Gleefully snarky, thoroughly entertaining and ultimately bittersweet, “Three Miles North of Molkom” hews about as closely to feature filmmaking as a docu can while still being considered nonfiction — as such, its commercial prospects are likely more solid than most docu. Set among the fruity-nutty New Age aspirants of Sweden’s No Mind Festival, “Molkom” seems prime territory for a studio remake. Still, other than big names, it’s hard to imagine what Hollywood could bring to a film already so cleverly choreographed and cast with such indelible characters.
The One Mind Fest, an annual occurrence in the forests of northern Sweden, attracts all sorts of dubious folk looking for dubious insights and revelations. The group at the center of “Three Miles North of Molkom” — where lies Angsbacka, described by the filmmakers as a “playground for adults” — are seven of the roughly 1,000 international guests who arrive each year for shamanistic experiences, firewalking and regular “sharing” in a tribal circle.
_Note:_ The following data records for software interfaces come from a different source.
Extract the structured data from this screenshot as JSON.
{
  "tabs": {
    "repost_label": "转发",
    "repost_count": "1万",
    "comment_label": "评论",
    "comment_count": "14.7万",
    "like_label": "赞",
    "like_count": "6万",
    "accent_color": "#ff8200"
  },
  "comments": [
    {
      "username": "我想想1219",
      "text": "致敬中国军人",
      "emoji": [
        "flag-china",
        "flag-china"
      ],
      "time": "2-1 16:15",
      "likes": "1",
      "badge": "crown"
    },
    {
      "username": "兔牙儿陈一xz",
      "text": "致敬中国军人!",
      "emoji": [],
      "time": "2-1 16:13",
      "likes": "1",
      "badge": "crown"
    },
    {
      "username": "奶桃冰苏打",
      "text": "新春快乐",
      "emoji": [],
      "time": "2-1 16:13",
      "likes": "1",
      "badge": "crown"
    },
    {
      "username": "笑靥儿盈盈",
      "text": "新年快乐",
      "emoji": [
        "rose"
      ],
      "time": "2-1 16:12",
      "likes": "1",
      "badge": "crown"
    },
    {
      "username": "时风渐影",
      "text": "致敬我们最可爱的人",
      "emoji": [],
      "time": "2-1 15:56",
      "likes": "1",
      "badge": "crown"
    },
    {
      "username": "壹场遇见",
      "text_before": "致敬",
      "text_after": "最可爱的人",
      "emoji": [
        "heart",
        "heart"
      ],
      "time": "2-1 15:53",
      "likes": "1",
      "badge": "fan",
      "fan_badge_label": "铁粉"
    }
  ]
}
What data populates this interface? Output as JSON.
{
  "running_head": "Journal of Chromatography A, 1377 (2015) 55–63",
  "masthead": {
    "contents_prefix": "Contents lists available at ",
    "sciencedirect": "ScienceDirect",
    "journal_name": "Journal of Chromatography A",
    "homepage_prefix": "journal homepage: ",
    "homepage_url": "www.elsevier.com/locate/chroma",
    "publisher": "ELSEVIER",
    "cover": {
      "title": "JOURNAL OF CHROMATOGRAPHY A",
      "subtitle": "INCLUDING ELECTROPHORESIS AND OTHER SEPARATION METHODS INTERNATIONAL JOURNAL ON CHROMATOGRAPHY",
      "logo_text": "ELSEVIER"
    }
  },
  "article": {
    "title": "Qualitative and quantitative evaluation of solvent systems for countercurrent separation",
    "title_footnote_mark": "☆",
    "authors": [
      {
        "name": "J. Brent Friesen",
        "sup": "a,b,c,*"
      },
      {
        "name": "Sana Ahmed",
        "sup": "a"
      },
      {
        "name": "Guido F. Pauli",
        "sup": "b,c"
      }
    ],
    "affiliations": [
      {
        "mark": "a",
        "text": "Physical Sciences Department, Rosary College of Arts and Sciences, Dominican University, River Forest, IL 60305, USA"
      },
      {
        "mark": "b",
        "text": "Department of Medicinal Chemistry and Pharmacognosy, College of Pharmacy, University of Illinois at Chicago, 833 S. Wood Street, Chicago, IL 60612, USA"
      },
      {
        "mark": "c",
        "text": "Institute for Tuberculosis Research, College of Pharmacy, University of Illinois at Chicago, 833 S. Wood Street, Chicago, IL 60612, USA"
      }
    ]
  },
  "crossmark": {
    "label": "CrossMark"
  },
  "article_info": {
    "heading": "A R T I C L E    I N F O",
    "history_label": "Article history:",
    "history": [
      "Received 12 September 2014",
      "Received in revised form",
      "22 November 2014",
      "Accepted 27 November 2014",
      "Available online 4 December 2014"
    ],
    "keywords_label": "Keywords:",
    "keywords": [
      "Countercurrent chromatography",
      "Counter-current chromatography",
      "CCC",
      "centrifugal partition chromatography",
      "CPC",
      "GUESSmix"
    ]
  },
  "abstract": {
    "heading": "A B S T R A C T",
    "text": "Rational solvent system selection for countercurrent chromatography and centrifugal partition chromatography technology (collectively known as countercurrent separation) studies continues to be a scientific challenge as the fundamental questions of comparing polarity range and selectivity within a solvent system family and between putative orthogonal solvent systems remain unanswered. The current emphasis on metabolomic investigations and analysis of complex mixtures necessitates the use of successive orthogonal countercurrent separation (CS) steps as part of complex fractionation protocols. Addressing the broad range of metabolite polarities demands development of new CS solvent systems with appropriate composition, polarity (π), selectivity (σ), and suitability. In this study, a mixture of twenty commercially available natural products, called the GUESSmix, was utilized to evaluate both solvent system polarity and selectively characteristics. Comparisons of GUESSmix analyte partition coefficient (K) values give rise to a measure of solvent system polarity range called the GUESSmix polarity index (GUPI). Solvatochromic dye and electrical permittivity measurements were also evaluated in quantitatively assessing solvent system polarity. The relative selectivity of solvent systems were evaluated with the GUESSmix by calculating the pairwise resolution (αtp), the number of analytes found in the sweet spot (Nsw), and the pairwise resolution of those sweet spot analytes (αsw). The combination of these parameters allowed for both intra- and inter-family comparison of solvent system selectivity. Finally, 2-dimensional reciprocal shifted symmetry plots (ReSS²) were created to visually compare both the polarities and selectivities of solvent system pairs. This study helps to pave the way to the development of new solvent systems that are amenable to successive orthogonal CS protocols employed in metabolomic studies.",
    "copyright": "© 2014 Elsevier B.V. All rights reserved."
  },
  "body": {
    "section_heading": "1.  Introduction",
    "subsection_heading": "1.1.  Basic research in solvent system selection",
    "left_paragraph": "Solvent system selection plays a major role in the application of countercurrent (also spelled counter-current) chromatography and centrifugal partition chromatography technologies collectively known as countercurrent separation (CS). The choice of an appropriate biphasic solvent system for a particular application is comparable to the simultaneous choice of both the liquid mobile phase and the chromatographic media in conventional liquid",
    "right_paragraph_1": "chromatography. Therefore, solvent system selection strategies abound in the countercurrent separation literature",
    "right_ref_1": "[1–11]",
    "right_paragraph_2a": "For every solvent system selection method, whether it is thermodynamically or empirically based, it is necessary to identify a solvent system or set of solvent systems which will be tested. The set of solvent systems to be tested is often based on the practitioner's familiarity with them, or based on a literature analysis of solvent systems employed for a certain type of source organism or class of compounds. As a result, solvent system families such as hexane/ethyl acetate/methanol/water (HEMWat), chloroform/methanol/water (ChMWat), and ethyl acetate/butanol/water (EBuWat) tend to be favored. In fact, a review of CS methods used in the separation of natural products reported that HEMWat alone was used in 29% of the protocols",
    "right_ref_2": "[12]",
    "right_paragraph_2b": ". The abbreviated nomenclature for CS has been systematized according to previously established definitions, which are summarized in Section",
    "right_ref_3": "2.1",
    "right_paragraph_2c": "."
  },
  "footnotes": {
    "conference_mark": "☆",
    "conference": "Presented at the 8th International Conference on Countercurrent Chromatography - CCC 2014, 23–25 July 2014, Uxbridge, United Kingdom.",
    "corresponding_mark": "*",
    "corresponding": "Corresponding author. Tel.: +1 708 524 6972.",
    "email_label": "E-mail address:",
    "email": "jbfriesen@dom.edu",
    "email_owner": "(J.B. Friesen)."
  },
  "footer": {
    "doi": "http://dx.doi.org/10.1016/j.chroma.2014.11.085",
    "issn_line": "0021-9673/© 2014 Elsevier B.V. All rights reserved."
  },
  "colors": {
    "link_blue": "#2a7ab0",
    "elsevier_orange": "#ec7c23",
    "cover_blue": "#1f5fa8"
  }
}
Given their personalities and contrasting motives, they might have come from central casting: Siddhartha, a Swedish harbor master, is a kind of untrustworthy, lecherous neo-Viking; Peter, who has come with his sons, is trying to decide what to do about his wife back home; Mervi, an older, former career counselor, needs counseling herself; Ljus, the most flower-child-like of American retro hippies.
The two blondes — Regina Lund, a glamorous singer/songwriter, and Marit, who’s more down to earth — are basically the Ginger and Mary Anne of a “Gilligan’s Island” ripe with tree-hugging and tantric sex. And then there’s Nick, an Australian rugby coach who apparently wandered in by accident, is totally immune to the charms of Angsbacka, mocks it hilariously, but — perhaps predictably — comes to see that the place has merit.
The choreography of the film is so fluid, the coverage so complete and the dialogue is so drily funny that this shoestring movie is rather miraculous in its execution, although it’s not much of a stretch to imagine people so devoted to the exploration of’ themselves would be eager to share those selves with anyone who’d watch.
Given the rampaging self-absorption at Angsbacka, it’s hard to consign blame to helmers Corinna Villari-McFarlane and Robert Cannan for the subtle swipes they take at their assorted soul-spelunkers, especially when those subjects are so oblivious to their relative place in the universe.
Production values are first-rate, especially Mike Hill’s sound and Joseph Russell’s HD work, which captures the haunted, shadowy sunlight of a Swedish summer and makes the colors of the surrounding village pop like it was the cover of a kid’s board game.
Which in some ways, it is.